The valley is home to one of the most important paleontological sites in Africa. The more than 4 million year old finds are an important link in the human family tree. Outstanding are the fossil remains of “Lucy”, an Australopithecus afarensis, discovered in 1974.
Valley on the lower reaches of the Awash River: facts
|Official title:||Valley on the lower reaches of the Awash River|
|Cultural monument:||In the desert-like landscape of the Lower Awash Valley, 3.5 million year old fossilized bone fragments from “Lucy” and another 316 fossils belonging to around 40 human species were found; »Australopithecus afarensis« (»Southern Man of Afar«) as a scientific term for the »human«; Height about 120 cm|
|Country:||Ethiopia, Welo; See itypeusa|
|Location:||Lower Awash Valley, in northeast Ethiopia, near the border with Djibouti|
|Meaning:||one of the most important paleontological sites in Africa and a source for determining human origins|
Valley on the lower reaches of the Awash River: history
|around 3.5 million to 1.7 million years ago||Habitat of humans|
|1974||Find of »Lucy«|
|1977||Cessation of excavations in the course of the Ethiopian civil war after 6000 bones of primeval animals have been secured|
|1992||new scientific digs|
The cradle of humanity
First, US researcher Donald Johanson came across animal fossils during his excavations in the winter of 1974 near the city of Hadar. On that November day, Johanson’s archaeological yield was not limited to the remains of prehistoric elephants: “AL 288-1”, as the location in the hilly steppe landscape near the Afar Depression was soberly scientifically called, contained it in the history of research on most complete surviving remains of a human-like being. With painstaking detailed work, the American-French team succeeded in putting together a good 40 percent of the skeleton. Based on the Beatles hit “Lucy in the Sky with Diamonds”, which was heard from all transistor radios at the time, the researchers nicknamed their find “Lucy”. When the age determination was completed,
Classified in the specially created hominid species »Australopithecus afarensis«, Lucy and the other human-like species from the Awash Valley belong to the genus of Australopithecines. The experts today agree that the Australopithecines lived exclusively in Africa. Researcher Mary Leakey was able to prove that her representatives in the southern and eastern parts of the continent were already walking in a human-like manner – albeit probably far less elegantly than Homo sapiens – on two legs: her team was in Laetoli (Tanzania) at a length of 24 meters found a fossilized and 3.5 million year old footprint.

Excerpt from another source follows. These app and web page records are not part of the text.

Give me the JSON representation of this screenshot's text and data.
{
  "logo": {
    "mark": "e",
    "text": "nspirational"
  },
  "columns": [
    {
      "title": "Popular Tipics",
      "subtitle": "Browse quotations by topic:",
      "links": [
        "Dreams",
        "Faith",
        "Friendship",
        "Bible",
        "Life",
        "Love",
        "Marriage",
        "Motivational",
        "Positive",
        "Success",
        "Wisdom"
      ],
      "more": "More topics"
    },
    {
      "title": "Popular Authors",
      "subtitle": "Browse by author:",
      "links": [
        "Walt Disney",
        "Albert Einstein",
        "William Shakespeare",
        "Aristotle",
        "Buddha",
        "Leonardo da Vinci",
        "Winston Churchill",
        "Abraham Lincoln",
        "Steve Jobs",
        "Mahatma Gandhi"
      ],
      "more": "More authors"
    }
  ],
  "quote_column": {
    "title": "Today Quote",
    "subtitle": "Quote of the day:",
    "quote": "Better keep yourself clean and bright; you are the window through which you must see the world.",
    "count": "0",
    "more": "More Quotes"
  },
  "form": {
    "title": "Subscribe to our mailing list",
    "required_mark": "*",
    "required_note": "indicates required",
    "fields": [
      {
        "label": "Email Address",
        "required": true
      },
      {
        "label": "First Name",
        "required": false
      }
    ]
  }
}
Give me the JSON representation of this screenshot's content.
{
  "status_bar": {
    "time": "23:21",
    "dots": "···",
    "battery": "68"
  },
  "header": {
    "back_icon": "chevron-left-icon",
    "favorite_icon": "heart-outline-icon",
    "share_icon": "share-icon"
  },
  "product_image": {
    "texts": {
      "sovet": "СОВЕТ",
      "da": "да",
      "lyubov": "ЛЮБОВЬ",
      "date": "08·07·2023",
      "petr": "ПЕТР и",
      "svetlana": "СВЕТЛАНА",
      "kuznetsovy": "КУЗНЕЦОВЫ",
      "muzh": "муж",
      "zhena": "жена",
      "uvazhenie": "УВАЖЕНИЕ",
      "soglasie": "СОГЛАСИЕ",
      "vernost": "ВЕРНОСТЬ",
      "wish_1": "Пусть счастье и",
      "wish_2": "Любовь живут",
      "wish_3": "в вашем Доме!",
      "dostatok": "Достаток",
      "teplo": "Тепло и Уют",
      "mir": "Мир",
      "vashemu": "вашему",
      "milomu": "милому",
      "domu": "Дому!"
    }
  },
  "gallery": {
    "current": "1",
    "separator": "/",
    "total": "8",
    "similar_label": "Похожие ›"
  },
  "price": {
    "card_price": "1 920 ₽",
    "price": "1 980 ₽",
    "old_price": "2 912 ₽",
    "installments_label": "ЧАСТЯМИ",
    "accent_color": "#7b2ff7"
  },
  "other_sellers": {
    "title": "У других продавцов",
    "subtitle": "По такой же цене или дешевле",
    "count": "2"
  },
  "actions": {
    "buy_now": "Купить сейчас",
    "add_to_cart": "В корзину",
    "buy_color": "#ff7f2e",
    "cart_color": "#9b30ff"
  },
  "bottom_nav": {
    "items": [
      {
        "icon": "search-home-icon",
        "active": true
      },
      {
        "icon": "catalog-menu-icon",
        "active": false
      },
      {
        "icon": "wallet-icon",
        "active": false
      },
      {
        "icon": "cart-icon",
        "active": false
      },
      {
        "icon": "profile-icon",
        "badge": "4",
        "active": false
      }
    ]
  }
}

Because the excavation sites around Hadar produced the largest collection of Australopithecus fossils to date,
That the soil in this river valley harbors further surprises has become clear since the excavations were resumed at the beginning of the nineties. The fossils uncovered in the village of Aramis in 1993 and attributed to Lucy’s predecessors are around a million years older. They impressively prove that the cradle of mankind was most likely in this part of Africa. Lucy and her companions had rather short arms compared to their long torso and legs. Their muscular hands, which had long fingers, resembled the hands of great apes. This peculiarity suggests that the australopithecines, whose male representatives were significantly larger than the female beings, also lived in trees in certain ape-style situations and needed strong hands. to be able to move safely from branch to branch. Today’s human being is characterized by extreme dexterity, Lucy and her conspecifics who had chimpanzee-like skulls, on the other hand, could neither arch their hands nor bring the tips of their thumbs and forefingers together. Weighing around 400 grams, the australopitecins had a brain as big as today’s chimpanzees. Representatives of both sexes had strongly developed jaws, but their rounded dental arches and smaller canines indicate a higher level of development. Weighing around 400 grams, the australopitecins had a brain as big as today’s chimpanzees. Representatives of both sexes had strongly developed jaws, but their rounded dental arches and smaller canines indicate a higher level of development. Weighing around 400 grams, the australopitecins had a brain as big as today’s chimpanzees. Representatives of both sexes had strongly developed jaws, but their rounded dental arches and smaller canines indicate a higher level of development.
Plant and animal fossils provided the scientists working on site with important knowledge about the prehistoric appearance of the Awash Valley. According to this, tree savannahs shaped this hot and humid habitat, which Lucy and her relatives shared with “hipparions” – small wild horses -, trunk-bearing “dinotheria”, primeval rhinos and tiger-like saber-toothed cats.
If the people resembling themselves wanted to assert themselves there, they inevitably had to develop a faster mode of locomotion: “Bipedality”, as the upright gait without the use of hands is called, plays a key role in evolutionary history. It formed the most important basis for the development of craft activities.